- Big Bad: Beth Pernell.
- Cold-Blooded Torture: Pernell manipulates Krane by editing his sound file.
- Continuity Nod: The last time the Doctor was caught standing over someone's dead body, it got him accused of being the murderer and led to a very exhausting time spent on the run from his unreasonable human captors. Good thing that this time, his loud outfit spared him the trouble of being wrongly accused again.
- Democracy Is Bad: Beth Pernell's view, though she's not above using it to gain power before discarding it. The Doctor doesn't agree.
- The Dragon: Hans Stengard to Beth Pernell.
- Engineered Public Confession: Beth Pernell gives one at the end of the episode, thanks to The Doctor.
- Heel-Face Turn: Visteen Krane by the end of the episode.
- Hey, It's That Voice!: Peter Miles (Nyder in Genesis of the Daleks, among other Doctor Who stories) is the museum curator. Lisa Bowerman (Benny Summerfield) plays Beth Pernell.
- Hypocritical Humor/I Resemble That Remark: After the Doctor overreacts to Peri's suggestion that they leave:Peri: Don't shout Doctor! There might be-The Doctor: SHOUT?! I don't shout! People who have to resort to shouting to get what they want are merely demonstrating the inherent paucity of their argument! It's something that I never, NEVER-Peri: All right Doctor!Doctor: Point made, I think.
- Monster of the Week: A ghost of a person who lives on as a sound wave, who can transfer his consciousness into any other sounds around him. Subverted later on, when he pulls a Heel-Face Turn.

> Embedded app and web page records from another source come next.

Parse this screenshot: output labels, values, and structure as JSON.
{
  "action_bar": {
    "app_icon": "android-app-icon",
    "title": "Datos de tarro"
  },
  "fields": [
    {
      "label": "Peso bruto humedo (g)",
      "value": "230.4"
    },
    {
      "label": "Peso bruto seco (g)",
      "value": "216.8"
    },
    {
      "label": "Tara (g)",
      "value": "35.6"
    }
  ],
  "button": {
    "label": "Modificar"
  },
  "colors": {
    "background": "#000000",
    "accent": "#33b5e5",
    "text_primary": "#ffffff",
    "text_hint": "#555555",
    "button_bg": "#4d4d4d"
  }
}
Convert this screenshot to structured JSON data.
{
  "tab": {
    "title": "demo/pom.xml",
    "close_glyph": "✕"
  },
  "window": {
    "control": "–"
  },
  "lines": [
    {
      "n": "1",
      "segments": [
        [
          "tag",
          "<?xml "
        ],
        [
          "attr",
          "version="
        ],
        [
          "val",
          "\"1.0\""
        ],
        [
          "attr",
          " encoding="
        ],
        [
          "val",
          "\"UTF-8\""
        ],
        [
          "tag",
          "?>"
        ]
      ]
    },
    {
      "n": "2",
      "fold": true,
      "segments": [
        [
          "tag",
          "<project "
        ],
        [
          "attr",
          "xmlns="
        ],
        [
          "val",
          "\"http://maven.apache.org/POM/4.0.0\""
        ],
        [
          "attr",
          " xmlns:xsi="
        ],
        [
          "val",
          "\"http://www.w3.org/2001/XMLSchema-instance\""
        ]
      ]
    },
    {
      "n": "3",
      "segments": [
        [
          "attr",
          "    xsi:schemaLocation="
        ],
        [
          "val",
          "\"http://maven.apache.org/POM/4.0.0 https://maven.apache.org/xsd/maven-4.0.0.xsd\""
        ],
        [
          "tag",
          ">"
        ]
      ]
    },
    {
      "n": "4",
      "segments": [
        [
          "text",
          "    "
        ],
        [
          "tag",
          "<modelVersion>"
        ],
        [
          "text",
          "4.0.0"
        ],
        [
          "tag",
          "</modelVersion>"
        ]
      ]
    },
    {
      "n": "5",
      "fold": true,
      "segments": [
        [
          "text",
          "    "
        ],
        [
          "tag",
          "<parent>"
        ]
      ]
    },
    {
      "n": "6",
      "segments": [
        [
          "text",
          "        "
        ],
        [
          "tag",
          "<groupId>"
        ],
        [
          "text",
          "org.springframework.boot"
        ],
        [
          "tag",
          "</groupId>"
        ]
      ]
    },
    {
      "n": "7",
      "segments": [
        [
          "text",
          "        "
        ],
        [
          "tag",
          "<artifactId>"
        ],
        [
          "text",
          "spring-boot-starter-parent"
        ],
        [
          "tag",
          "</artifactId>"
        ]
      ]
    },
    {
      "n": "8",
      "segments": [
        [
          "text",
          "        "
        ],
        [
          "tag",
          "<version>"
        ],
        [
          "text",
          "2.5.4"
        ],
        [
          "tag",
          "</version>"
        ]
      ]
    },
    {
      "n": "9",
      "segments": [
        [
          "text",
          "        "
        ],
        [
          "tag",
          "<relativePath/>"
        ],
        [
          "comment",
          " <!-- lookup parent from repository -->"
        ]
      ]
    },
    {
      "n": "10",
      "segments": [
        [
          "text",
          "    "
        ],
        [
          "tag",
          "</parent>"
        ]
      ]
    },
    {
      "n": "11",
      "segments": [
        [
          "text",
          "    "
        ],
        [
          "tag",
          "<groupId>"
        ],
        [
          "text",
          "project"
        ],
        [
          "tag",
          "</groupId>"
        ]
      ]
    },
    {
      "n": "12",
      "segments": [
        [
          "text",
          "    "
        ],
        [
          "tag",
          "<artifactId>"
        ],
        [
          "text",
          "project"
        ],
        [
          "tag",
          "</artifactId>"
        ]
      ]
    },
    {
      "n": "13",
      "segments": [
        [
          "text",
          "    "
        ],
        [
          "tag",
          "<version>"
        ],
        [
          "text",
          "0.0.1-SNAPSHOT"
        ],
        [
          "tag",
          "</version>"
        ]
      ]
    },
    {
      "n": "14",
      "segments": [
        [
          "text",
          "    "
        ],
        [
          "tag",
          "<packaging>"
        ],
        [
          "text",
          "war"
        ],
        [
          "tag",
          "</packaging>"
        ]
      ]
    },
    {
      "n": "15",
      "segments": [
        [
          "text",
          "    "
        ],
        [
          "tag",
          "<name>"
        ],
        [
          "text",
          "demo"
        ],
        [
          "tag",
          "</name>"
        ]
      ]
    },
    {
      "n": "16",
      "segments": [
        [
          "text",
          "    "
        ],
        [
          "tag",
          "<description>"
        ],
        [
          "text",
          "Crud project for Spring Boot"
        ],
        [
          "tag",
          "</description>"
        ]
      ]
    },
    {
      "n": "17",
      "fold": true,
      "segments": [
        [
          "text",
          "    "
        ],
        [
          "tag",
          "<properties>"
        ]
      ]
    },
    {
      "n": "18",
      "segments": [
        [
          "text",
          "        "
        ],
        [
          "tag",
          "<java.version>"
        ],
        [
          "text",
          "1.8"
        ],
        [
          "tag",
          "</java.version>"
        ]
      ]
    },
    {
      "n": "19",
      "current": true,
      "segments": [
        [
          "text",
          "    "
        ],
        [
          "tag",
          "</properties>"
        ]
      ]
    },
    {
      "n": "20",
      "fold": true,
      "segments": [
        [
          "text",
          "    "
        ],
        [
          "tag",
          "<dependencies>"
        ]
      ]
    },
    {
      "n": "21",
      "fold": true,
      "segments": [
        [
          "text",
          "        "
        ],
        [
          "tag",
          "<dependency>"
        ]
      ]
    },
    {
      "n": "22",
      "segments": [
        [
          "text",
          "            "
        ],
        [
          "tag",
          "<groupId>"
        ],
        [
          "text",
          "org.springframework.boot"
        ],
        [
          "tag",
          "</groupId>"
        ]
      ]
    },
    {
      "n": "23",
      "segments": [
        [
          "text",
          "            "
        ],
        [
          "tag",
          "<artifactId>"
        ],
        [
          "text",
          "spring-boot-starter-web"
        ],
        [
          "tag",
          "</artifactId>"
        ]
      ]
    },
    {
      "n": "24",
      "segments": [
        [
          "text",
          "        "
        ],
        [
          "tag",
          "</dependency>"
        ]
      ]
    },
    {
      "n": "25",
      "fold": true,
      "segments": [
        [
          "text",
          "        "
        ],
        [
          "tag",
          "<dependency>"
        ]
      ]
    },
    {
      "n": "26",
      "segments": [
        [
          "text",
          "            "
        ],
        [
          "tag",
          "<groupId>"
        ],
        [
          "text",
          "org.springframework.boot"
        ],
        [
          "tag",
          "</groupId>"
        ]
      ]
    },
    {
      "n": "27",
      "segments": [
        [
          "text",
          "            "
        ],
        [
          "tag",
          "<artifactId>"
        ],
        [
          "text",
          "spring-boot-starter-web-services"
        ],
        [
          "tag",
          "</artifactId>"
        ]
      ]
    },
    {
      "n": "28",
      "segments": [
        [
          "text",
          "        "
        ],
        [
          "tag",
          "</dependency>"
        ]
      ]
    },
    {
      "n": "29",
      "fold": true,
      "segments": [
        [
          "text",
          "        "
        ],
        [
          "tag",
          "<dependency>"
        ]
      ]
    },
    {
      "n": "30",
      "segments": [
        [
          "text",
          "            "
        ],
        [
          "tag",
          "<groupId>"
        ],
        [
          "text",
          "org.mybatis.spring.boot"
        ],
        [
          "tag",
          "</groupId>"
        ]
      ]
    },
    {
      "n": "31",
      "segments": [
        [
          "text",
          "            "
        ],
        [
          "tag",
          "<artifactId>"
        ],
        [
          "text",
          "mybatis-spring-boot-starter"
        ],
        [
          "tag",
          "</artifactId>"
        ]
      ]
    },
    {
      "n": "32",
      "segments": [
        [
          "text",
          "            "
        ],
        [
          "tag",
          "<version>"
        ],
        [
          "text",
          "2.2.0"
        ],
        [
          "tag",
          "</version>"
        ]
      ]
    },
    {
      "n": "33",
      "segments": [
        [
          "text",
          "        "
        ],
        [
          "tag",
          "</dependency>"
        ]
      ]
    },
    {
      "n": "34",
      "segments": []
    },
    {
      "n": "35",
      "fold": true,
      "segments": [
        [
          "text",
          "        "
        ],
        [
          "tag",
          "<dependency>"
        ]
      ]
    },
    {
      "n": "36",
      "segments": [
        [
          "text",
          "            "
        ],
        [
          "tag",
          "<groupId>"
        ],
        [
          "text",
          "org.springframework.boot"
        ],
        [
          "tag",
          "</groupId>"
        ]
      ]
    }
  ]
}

- Never Suicide: Krane's death may seem like a suicide, but there's more to it than that. He was actually shot point-blank by Stengard.

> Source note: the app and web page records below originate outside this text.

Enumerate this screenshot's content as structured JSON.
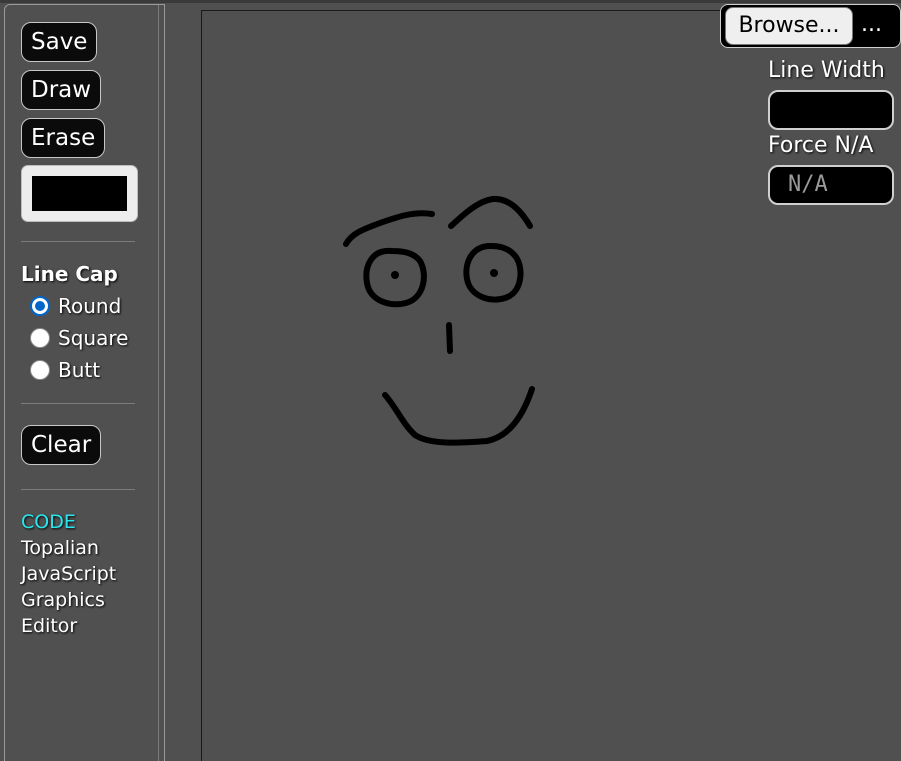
{
  "sidebar": {
    "save_label": "Save",
    "draw_label": "Draw",
    "erase_label": "Erase",
    "stroke_color": "#000000",
    "line_cap_title": "Line Cap",
    "line_cap_options": [
      "Round",
      "Square",
      "Butt"
    ],
    "line_cap_selected": "Round",
    "clear_label": "Clear",
    "credits": {
      "code_label": "CODE",
      "lines": [
        "Topalian",
        "JavaScript",
        "Graphics",
        "Editor"
      ]
    }
  },
  "controls": {
    "browse_label": "Browse...",
    "file_name": "...",
    "line_width_label": "Line Width",
    "line_width_value": "",
    "force_label": "Force N/A",
    "force_placeholder": "N/A"
  },
  "colors": {
    "background": "#505050",
    "accent_code": "#29e6ee",
    "radio_selected": "#0066cc"
  }
}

- Our Ghosts Are Different: Krane survives through transferring his consciousness into sound waves.
- Painting the Medium: Done beautifully. The entire episode is an homage to radio, and it shows: Gantman is a blind man who only retains his hearing, the Museum is filled with aural exhibits, the supposed Monster of the Week is a ghost who an transfer his consciousness through sound, and the episode puts a huge emphasis on audio editing and manipulating equipment.

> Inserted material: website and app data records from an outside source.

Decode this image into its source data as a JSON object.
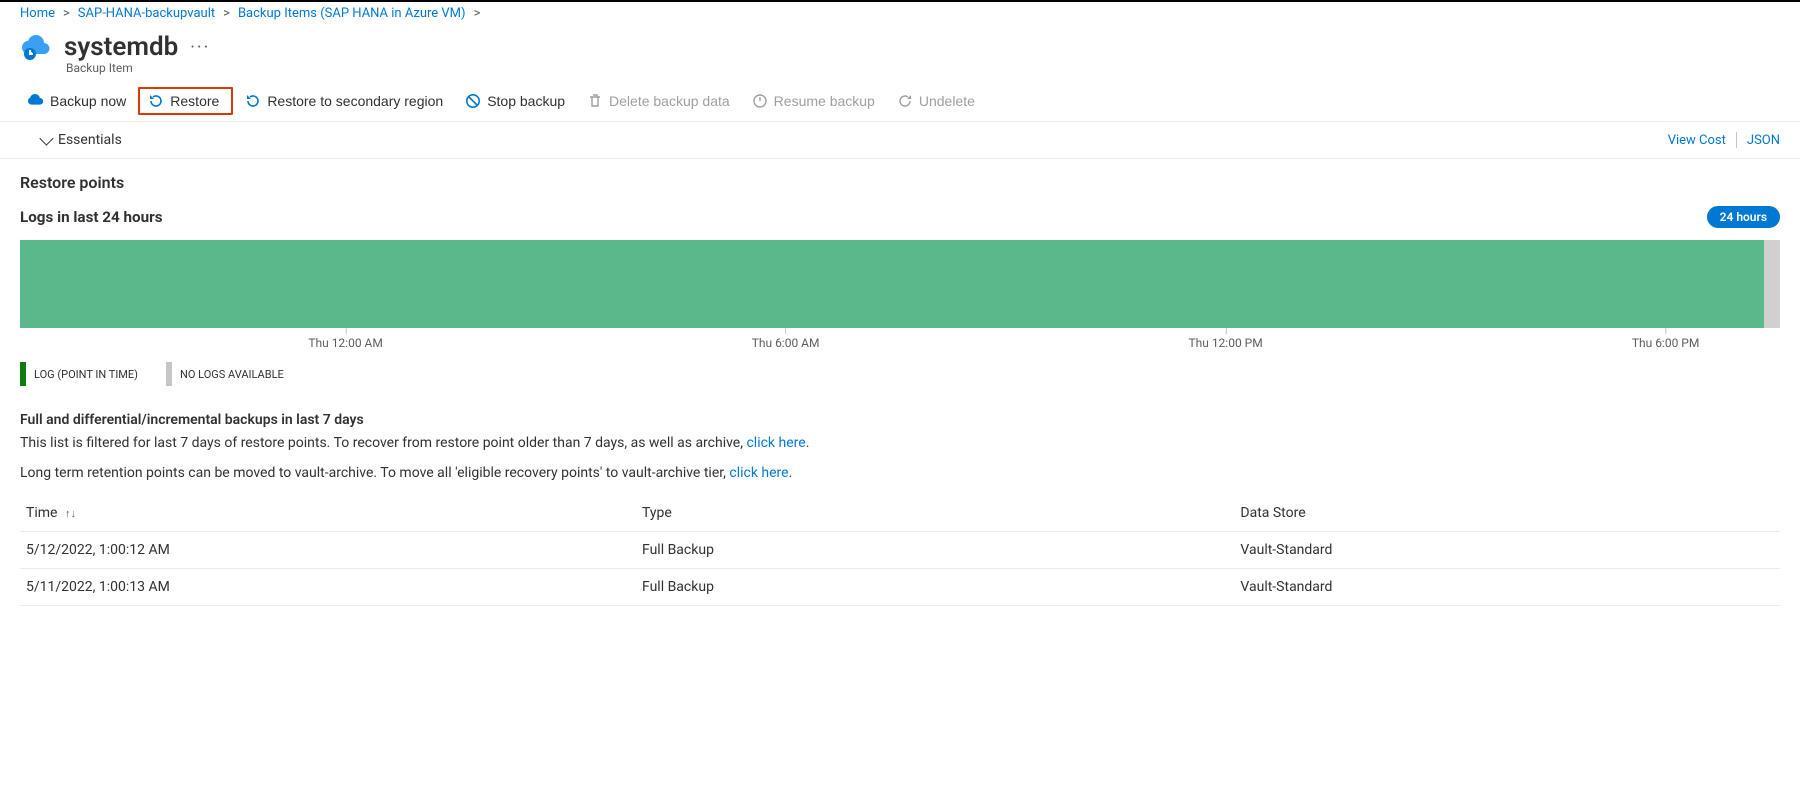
{
  "breadcrumb": {
    "home": "Home",
    "vault": "SAP-HANA-backupvault",
    "items": "Backup Items (SAP HANA in Azure VM)"
  },
  "header": {
    "title": "systemdb",
    "subtitle": "Backup Item"
  },
  "toolbar": {
    "backup_now": "Backup now",
    "restore": "Restore",
    "restore_secondary": "Restore to secondary region",
    "stop_backup": "Stop backup",
    "delete_backup": "Delete backup data",
    "resume_backup": "Resume backup",
    "undelete": "Undelete"
  },
  "essentials": {
    "label": "Essentials",
    "view_cost": "View Cost",
    "json": "JSON"
  },
  "restore_points": {
    "heading": "Restore points"
  },
  "logs": {
    "heading": "Logs in last 24 hours",
    "range_pill": "24 hours",
    "legend_log": "LOG (POINT IN TIME)",
    "legend_none": "NO LOGS AVAILABLE"
  },
  "chart_data": {
    "type": "bar",
    "title": "Logs in last 24 hours",
    "xlabel": "",
    "ylabel": "",
    "categories": [
      "Thu 12:00 AM",
      "Thu 6:00 AM",
      "Thu 12:00 PM",
      "Thu 6:00 PM"
    ],
    "series": [
      {
        "name": "LOG (POINT IN TIME)",
        "color": "#5ab88a",
        "coverage_percent": 99
      },
      {
        "name": "NO LOGS AVAILABLE",
        "color": "#d2d0ce",
        "coverage_percent": 1
      }
    ],
    "tick_positions_percent": [
      18.5,
      43.5,
      68.5,
      93.5
    ]
  },
  "full_backups": {
    "heading": "Full and differential/incremental backups in last 7 days",
    "filter_note_prefix": "This list is filtered for last 7 days of restore points. To recover from restore point older than 7 days, as well as archive, ",
    "filter_note_link": "click here",
    "archive_note_prefix": "Long term retention points can be moved to vault-archive. To move all 'eligible recovery points' to vault-archive tier, ",
    "archive_note_link": "click here",
    "columns": {
      "time": "Time",
      "type": "Type",
      "store": "Data Store"
    },
    "rows": [
      {
        "time": "5/12/2022, 1:00:12 AM",
        "type": "Full Backup",
        "store": "Vault-Standard"
      },
      {
        "time": "5/11/2022, 1:00:13 AM",
        "type": "Full Backup",
        "store": "Vault-Standard"
      }
    ]
  }
}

- Sanity Slippage: Visteen Krane goes through some after his Cold-Blooded Torture.
- Verbal Tic: "Tsk, tsk, tsk" is Stengard's, which is useful in unmasking him as Krane's murderer.
- Was It Really Worth It?: The Doctor questions Pernell as to whether her attempt to gain power was worth all the deaths. In her mind, it was.
- Wham Line: The caption above, where the Doctor reveals the identity of the soundwave ghost: "Is, or was, Visteen Krane!"